The gate for the second bout generated $16,916,440 — a Nevada record for a heavyweight title fight. The pay-per-view, priced at $79.99, raked in nearly 900,000 buys, sources told ESPN.

Top Rank and PBC attempted to stage the bout last December after a previously planned October date was deemed unfeasible due to COVID restrictions, but the unexpected resumption of the college football season left few available PPV dates in the final month of 2020 with two networks involved.

Fury (30-0-1, 21 KOs) and his team then considered the rematch clause expired and pushed forward with negotiations for a megafight with fellow Englishman Anthony Joshua which would crown an undisputed heavyweight champion. The sides agreed to a deal in May, with Fury announcing on May 16 the fight would take place Aug. 14 in Saudi Arabia.

In the background, an independent arbitrator, Daniel Weinstein, was determining whether Fury indeed owed Wilder (42-1-1, 41 KOs) a third fight. Top Rank chairman Bob Arum was deposed, as was his stepson, Top Rank president Todd duBoef. So, too, were PBC founder Al Haymon, Wilder’s manager Shelly Finkel and PBC executive Bruce Binkow. Fury and Wilder also gave depositions.

On May 17, one day after Fury announced he would meet Joshua in August, Weinstein ruled that he owed Wilder another fight.

“I didn’t feel any way about Fury trying to negotiate another fight,” Wilder said at the news conference last month in Los Angeles. “We knew we were in the right and we knew they couldn’t run.”
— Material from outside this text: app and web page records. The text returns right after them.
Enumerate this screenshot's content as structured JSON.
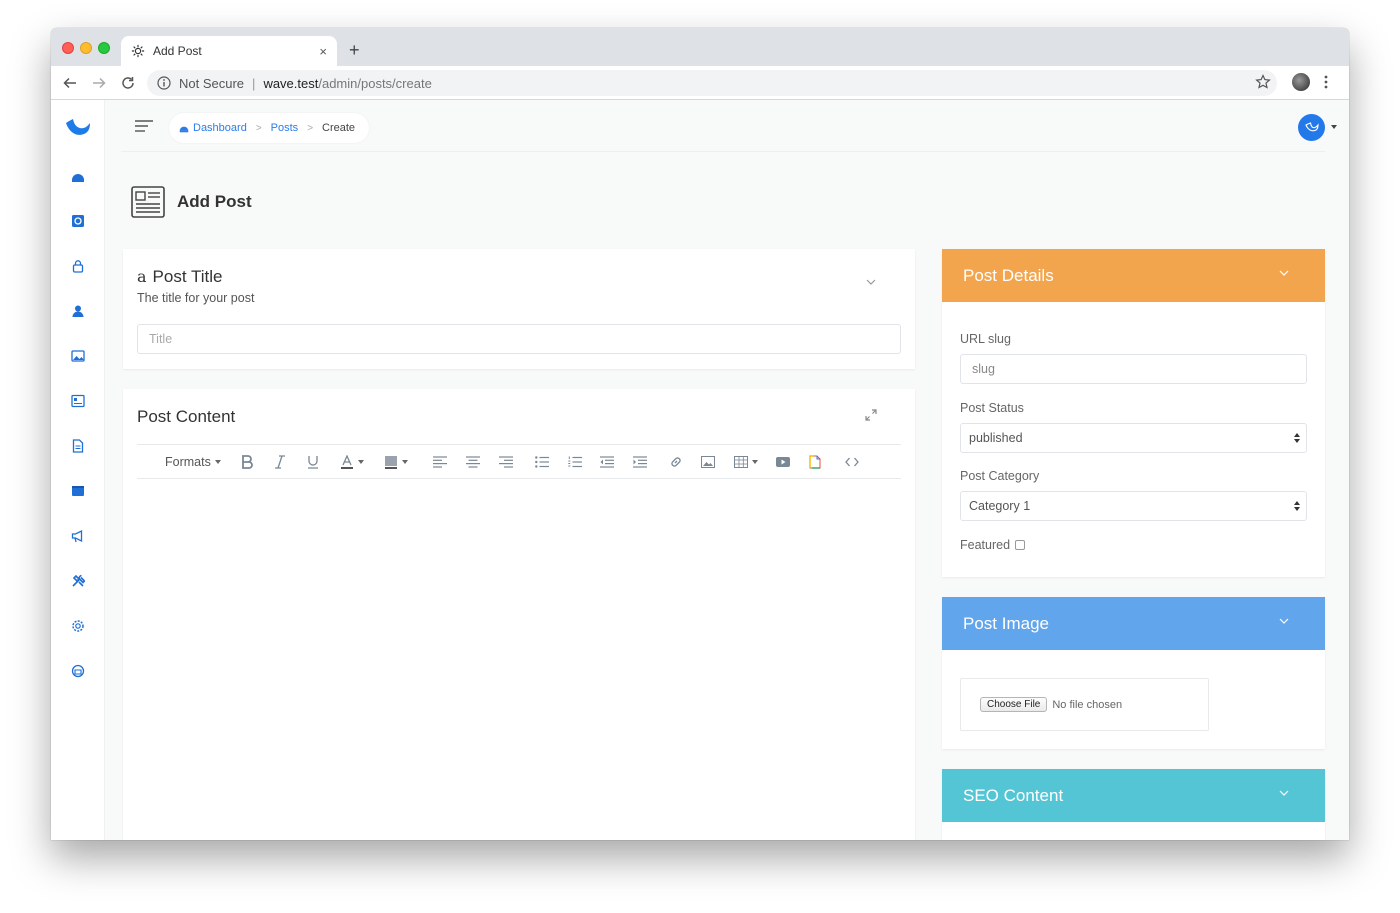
{
  "browser": {
    "tab_title": "Add Post",
    "tab_close": "×",
    "new_tab": "+",
    "not_secure": "Not Secure",
    "url_host": "wave.test",
    "url_path": "/admin/posts/create"
  },
  "sidebar": {
    "items": [
      {
        "name": "dashboard-icon"
      },
      {
        "name": "database-icon"
      },
      {
        "name": "lock-icon"
      },
      {
        "name": "users-icon"
      },
      {
        "name": "media-icon"
      },
      {
        "name": "posts-icon"
      },
      {
        "name": "pages-icon"
      },
      {
        "name": "categories-icon"
      },
      {
        "name": "announcements-icon"
      },
      {
        "name": "tools-icon"
      },
      {
        "name": "settings-icon"
      },
      {
        "name": "themes-icon"
      }
    ]
  },
  "breadcrumb": {
    "dashboard": "Dashboard",
    "posts": "Posts",
    "current": "Create",
    "separator": ">"
  },
  "page": {
    "title": "Add Post"
  },
  "post_title": {
    "icon_glyph": "a͏͏",
    "heading": "Post Title",
    "subheading": "The title for your post",
    "placeholder": "Title"
  },
  "post_content": {
    "heading": "Post Content",
    "formats_label": "Formats"
  },
  "post_details": {
    "heading": "Post Details",
    "slug_label": "URL slug",
    "slug_placeholder": "slug",
    "status_label": "Post Status",
    "status_value": "published",
    "category_label": "Post Category",
    "category_value": "Category 1",
    "featured_label": "Featured"
  },
  "post_image": {
    "heading": "Post Image",
    "choose_file": "Choose File",
    "no_file": "No file chosen"
  },
  "seo": {
    "heading": "SEO Content"
  },
  "colors": {
    "accent": "#2b7ce9",
    "details_header": "#f3a54e",
    "image_header": "#61a5ec",
    "seo_header": "#53c5d4"
  }
}
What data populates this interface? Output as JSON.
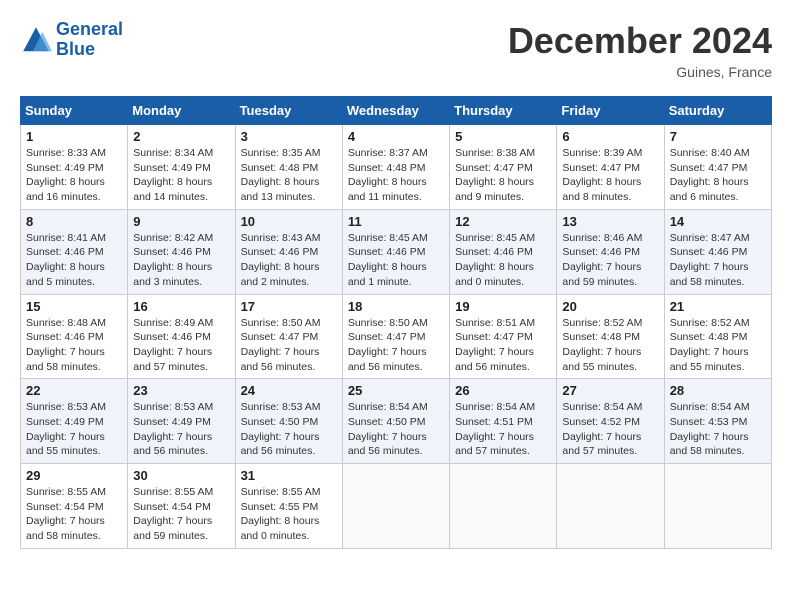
{
  "header": {
    "logo_line1": "General",
    "logo_line2": "Blue",
    "month": "December 2024",
    "location": "Guines, France"
  },
  "weekdays": [
    "Sunday",
    "Monday",
    "Tuesday",
    "Wednesday",
    "Thursday",
    "Friday",
    "Saturday"
  ],
  "weeks": [
    [
      {
        "day": "1",
        "info": "Sunrise: 8:33 AM\nSunset: 4:49 PM\nDaylight: 8 hours\nand 16 minutes."
      },
      {
        "day": "2",
        "info": "Sunrise: 8:34 AM\nSunset: 4:49 PM\nDaylight: 8 hours\nand 14 minutes."
      },
      {
        "day": "3",
        "info": "Sunrise: 8:35 AM\nSunset: 4:48 PM\nDaylight: 8 hours\nand 13 minutes."
      },
      {
        "day": "4",
        "info": "Sunrise: 8:37 AM\nSunset: 4:48 PM\nDaylight: 8 hours\nand 11 minutes."
      },
      {
        "day": "5",
        "info": "Sunrise: 8:38 AM\nSunset: 4:47 PM\nDaylight: 8 hours\nand 9 minutes."
      },
      {
        "day": "6",
        "info": "Sunrise: 8:39 AM\nSunset: 4:47 PM\nDaylight: 8 hours\nand 8 minutes."
      },
      {
        "day": "7",
        "info": "Sunrise: 8:40 AM\nSunset: 4:47 PM\nDaylight: 8 hours\nand 6 minutes."
      }
    ],
    [
      {
        "day": "8",
        "info": "Sunrise: 8:41 AM\nSunset: 4:46 PM\nDaylight: 8 hours\nand 5 minutes."
      },
      {
        "day": "9",
        "info": "Sunrise: 8:42 AM\nSunset: 4:46 PM\nDaylight: 8 hours\nand 3 minutes."
      },
      {
        "day": "10",
        "info": "Sunrise: 8:43 AM\nSunset: 4:46 PM\nDaylight: 8 hours\nand 2 minutes."
      },
      {
        "day": "11",
        "info": "Sunrise: 8:45 AM\nSunset: 4:46 PM\nDaylight: 8 hours\nand 1 minute."
      },
      {
        "day": "12",
        "info": "Sunrise: 8:45 AM\nSunset: 4:46 PM\nDaylight: 8 hours\nand 0 minutes."
      },
      {
        "day": "13",
        "info": "Sunrise: 8:46 AM\nSunset: 4:46 PM\nDaylight: 7 hours\nand 59 minutes."
      },
      {
        "day": "14",
        "info": "Sunrise: 8:47 AM\nSunset: 4:46 PM\nDaylight: 7 hours\nand 58 minutes."
      }
    ],
    [
      {
        "day": "15",
        "info": "Sunrise: 8:48 AM\nSunset: 4:46 PM\nDaylight: 7 hours\nand 58 minutes."
      },
      {
        "day": "16",
        "info": "Sunrise: 8:49 AM\nSunset: 4:46 PM\nDaylight: 7 hours\nand 57 minutes."
      },
      {
        "day": "17",
        "info": "Sunrise: 8:50 AM\nSunset: 4:47 PM\nDaylight: 7 hours\nand 56 minutes."
      },
      {
        "day": "18",
        "info": "Sunrise: 8:50 AM\nSunset: 4:47 PM\nDaylight: 7 hours\nand 56 minutes."
      },
      {
        "day": "19",
        "info": "Sunrise: 8:51 AM\nSunset: 4:47 PM\nDaylight: 7 hours\nand 56 minutes."
      },
      {
        "day": "20",
        "info": "Sunrise: 8:52 AM\nSunset: 4:48 PM\nDaylight: 7 hours\nand 55 minutes."
      },
      {
        "day": "21",
        "info": "Sunrise: 8:52 AM\nSunset: 4:48 PM\nDaylight: 7 hours\nand 55 minutes."
      }
    ],
    [
      {
        "day": "22",
        "info": "Sunrise: 8:53 AM\nSunset: 4:49 PM\nDaylight: 7 hours\nand 55 minutes."
      },
      {
        "day": "23",
        "info": "Sunrise: 8:53 AM\nSunset: 4:49 PM\nDaylight: 7 hours\nand 56 minutes."
      },
      {
        "day": "24",
        "info": "Sunrise: 8:53 AM\nSunset: 4:50 PM\nDaylight: 7 hours\nand 56 minutes."
      },
      {
        "day": "25",
        "info": "Sunrise: 8:54 AM\nSunset: 4:50 PM\nDaylight: 7 hours\nand 56 minutes."
      },
      {
        "day": "26",
        "info": "Sunrise: 8:54 AM\nSunset: 4:51 PM\nDaylight: 7 hours\nand 57 minutes."
      },
      {
        "day": "27",
        "info": "Sunrise: 8:54 AM\nSunset: 4:52 PM\nDaylight: 7 hours\nand 57 minutes."
      },
      {
        "day": "28",
        "info": "Sunrise: 8:54 AM\nSunset: 4:53 PM\nDaylight: 7 hours\nand 58 minutes."
      }
    ],
    [
      {
        "day": "29",
        "info": "Sunrise: 8:55 AM\nSunset: 4:54 PM\nDaylight: 7 hours\nand 58 minutes."
      },
      {
        "day": "30",
        "info": "Sunrise: 8:55 AM\nSunset: 4:54 PM\nDaylight: 7 hours\nand 59 minutes."
      },
      {
        "day": "31",
        "info": "Sunrise: 8:55 AM\nSunset: 4:55 PM\nDaylight: 8 hours\nand 0 minutes."
      },
      {
        "day": "",
        "info": ""
      },
      {
        "day": "",
        "info": ""
      },
      {
        "day": "",
        "info": ""
      },
      {
        "day": "",
        "info": ""
      }
    ]
  ]
}
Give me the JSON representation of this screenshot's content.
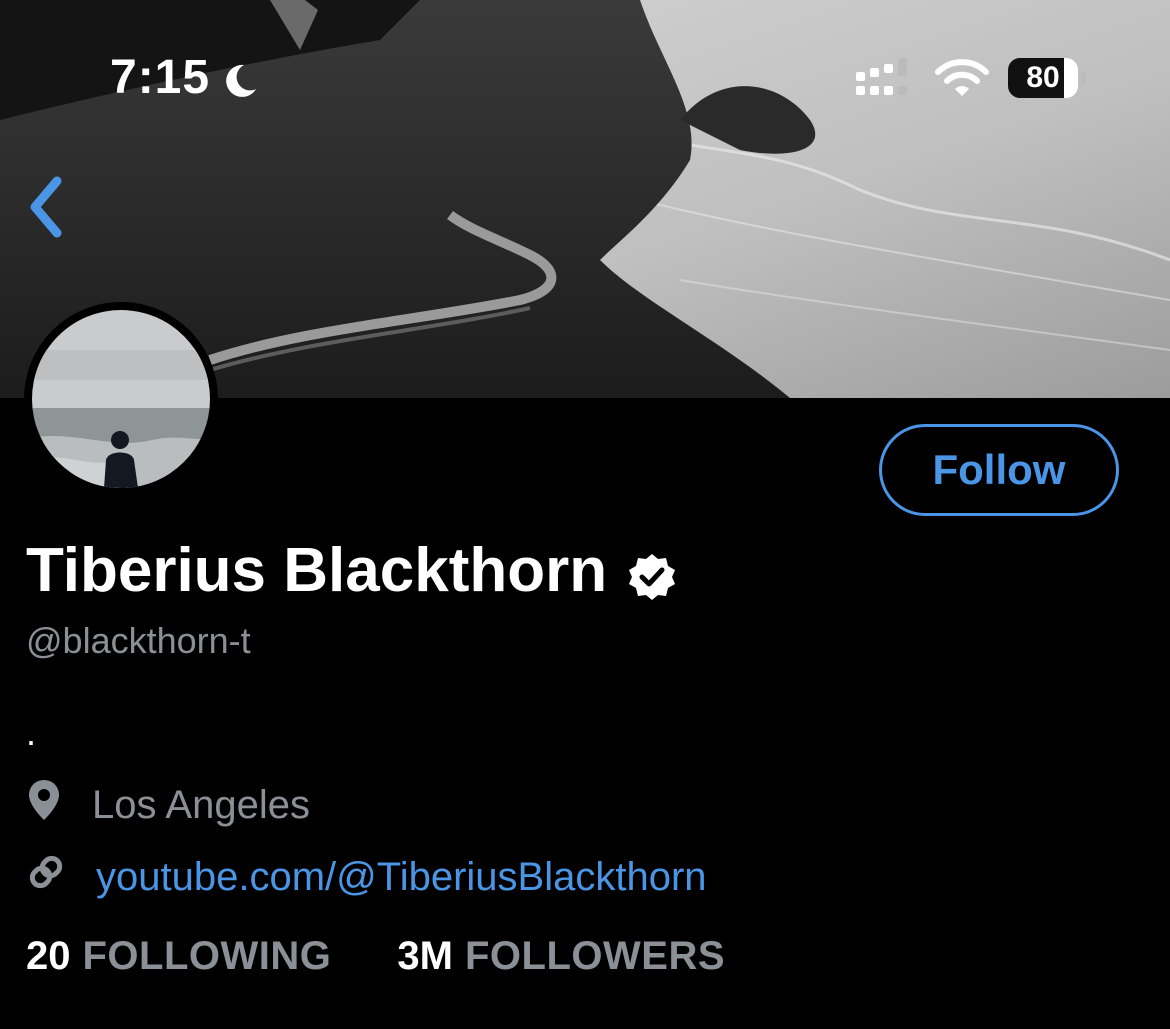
{
  "status_bar": {
    "time": "7:15",
    "battery_level": "80",
    "battery_fraction": 0.8,
    "icons": [
      "moon-icon",
      "signal-icon",
      "wifi-icon",
      "battery-icon"
    ]
  },
  "navigation": {
    "back_icon": "chevron-left-icon"
  },
  "profile": {
    "display_name": "Tiberius Blackthorn",
    "verified_icon": "verified-badge-icon",
    "handle": "@blackthorn-t",
    "bio": ".",
    "location": "Los Angeles",
    "location_icon": "map-pin-icon",
    "website": "youtube.com/@TiberiusBlackthorn",
    "website_icon": "link-icon",
    "follow_label": "Follow"
  },
  "stats": {
    "following_count": "20",
    "following_label": "FOLLOWING",
    "followers_count": "3M",
    "followers_label": "FOLLOWERS"
  },
  "colors": {
    "background": "#000000",
    "accent": "#4a95e6",
    "secondary_text": "#8b9097",
    "primary_text": "#ffffff"
  }
}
Now Wilder will have to wait a little longer for that chance at revenge.

Fury’s positive test was first reported by Dan Rafael.